Depending on your perception, the wolf is either the stuff of nightmares or a source of beauty and wonderment.

But for nature conservationists like Derek Gow, the wolf forms part of a rather more complex subject, one that relies heavily on facts instead of tales reminiscent of Red Riding Hood.

Demonised in folklore, the wolf has been persecuted, exploited and – in Britain’s case – massacred to extinction.

It could be argued that this was the predictable outcome for an apex predator jostling for equal billing with humans, but in recent years the wolf has re-established itself across the European continent, thanks to its protected status and the realisation that this species plays a vital role in the ecosystem.

Mr Gow is determined to ensure the wolf returns to these shores as well – and he’s prepared to take on all-comers to make it happen, as documented in his latest book, ‘Hunt for the Shadow Wolf: The lost history of wolves in Britain’.

“If you release wolves in the far north of Scotland, which is probably where the last of them lived, they’ll breed, and within a year or two they’ll be moving through London and killing the deer in Richmond Park.

“The reality is that they can live right amongst us without any issue at all. The problem is whether we can tolerate them.”

Mr Gow’s been described as the country’s ‘favourite maverick rewilding expert’, but it’s an epithet he shrugs off with characteristic disdain.

“I don’t really care what people call me – I’m just trying to make things a bit better,” he says.

Folklore may be powerfully embedded in people’s psyche, but the suggestion that a fear of wolves has become part of our DNA is readily dismissed.

“A thousand years ago we didn’t fear the wolf. There’s nothing to fear, it’s quite a shy creature.”

He says much of the irrational fear stems from the fact that wolves used to dig up plague and battlefield sites back in the Middle Ages to devour the cadavers.

Practical though it was for a wolf to feast on graves, the sight of a ferocious-looking carnivore munching on a decomposing body must have given superstitious locals the heebie jeebies – a phobia that was easy to exploit by a certain group.

“This whole loathing of the wolf came about because we were persuaded some 800 years ago by powerful institutions like the medieval Church that this creature was from Satan, and that it was an evil animal.”
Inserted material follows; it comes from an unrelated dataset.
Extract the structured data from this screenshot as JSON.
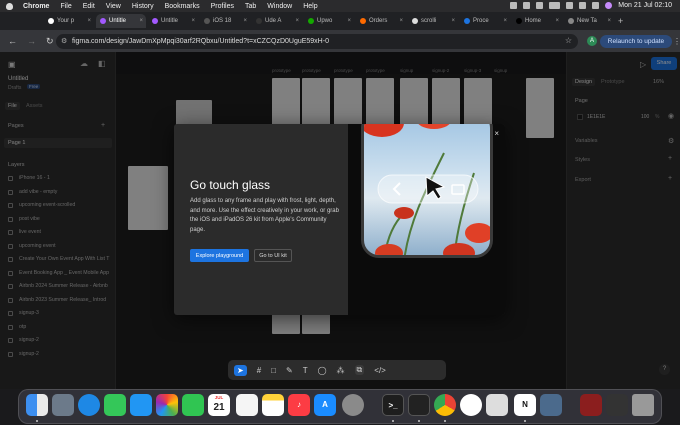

This had such a pernicious effect on society that it has lasted to this day. Despite this, figures from 2022 by the Large Carnivore Initiative for Europe show that the species is thriving in the continent. There are some 19,000 wolves distributed across the EU, a rise of 4,700 since 2016. Across the wider continent the number stands at 21,500 - up from 17,000 during the same period.

Yet, challenges remain, especially in areas where wolves have returned after a decades-long absence and where livestock are threatened. Not that this cuts any ice with Mr Gow.

“About 12 million lambs are produced every year and 85 per cent of those go for export. The sheep in their own right do terrible damage. When you look at the uplands of Britain, be it Dartmoor, Bodmin, Wales or the Highlands of Scotland – these are the barebones of what the landscape should be.”

He also gives short thrift to a certain type of environmentalist.

“The way we’ve been doing it hasn’t been working very well. We need to develop a very different kind of nature conservationist, someone who understands farming, ecology, forestry and the genetics of captive breeding of endangered species.”

In a sense, he is at one with farmers, pointing out that they understand the logistics of mass production. By contrast, the nature conservationists he criticises “produce big, long windy reports and then sit on them doing f**k all until the object of desire is extinct”.

He points out that the UK is one of the most nature-depleted countries in Europe, and official figures show that species have declined by about 19 per cent on average since 1970.

“You look at flooding wetlands in Somerset and there’s barely a duck or wading bird there. Time after time you look at soils that are dead, and it’s a really frightening situation.

“The wolf is a forest guardian. Obviously it kills and eats deer, but it basically ensures that all other life that lives under it has to move. (Deer) can’t live in the rich river valleys where they consume all the succulent young shoots of the willow because the wolf knows they are there.”

Culling deer is not the answer, either, in case you were wondering.

“We keep going on about culling deer and encouraging people to eat venison...and it’s not working. We’ve got a national herd of about a million deer and it doesn’t matter how hard we are shooting them, it’s not having the effect we need it to have.”

Now living on a 300-acre farm on the Devon-Cornwall border, he is not certain he’ll see the reintroduction of the wolf in his lifetime, but he points to the success of another species as a hopeful sign.

“Twenty five years ago they told us that the reintroduction of the beaver couldn’t be done. Now there’s 3,500 and most people accept this is a very good thing.”

The sight of wolves roaming around Dartmoor could well be a fitting epitaph to his life’s work in what would be a case of truth outdoing fiction. After all, the demonic hound in the Hound of the Baskervilles was not a mean old wolf but a ravenous common or garden pooch.

Derek Gow will be in conversation with Guy Shrubsole at the Dartington Trust this Saturday, March 23 at 8pm.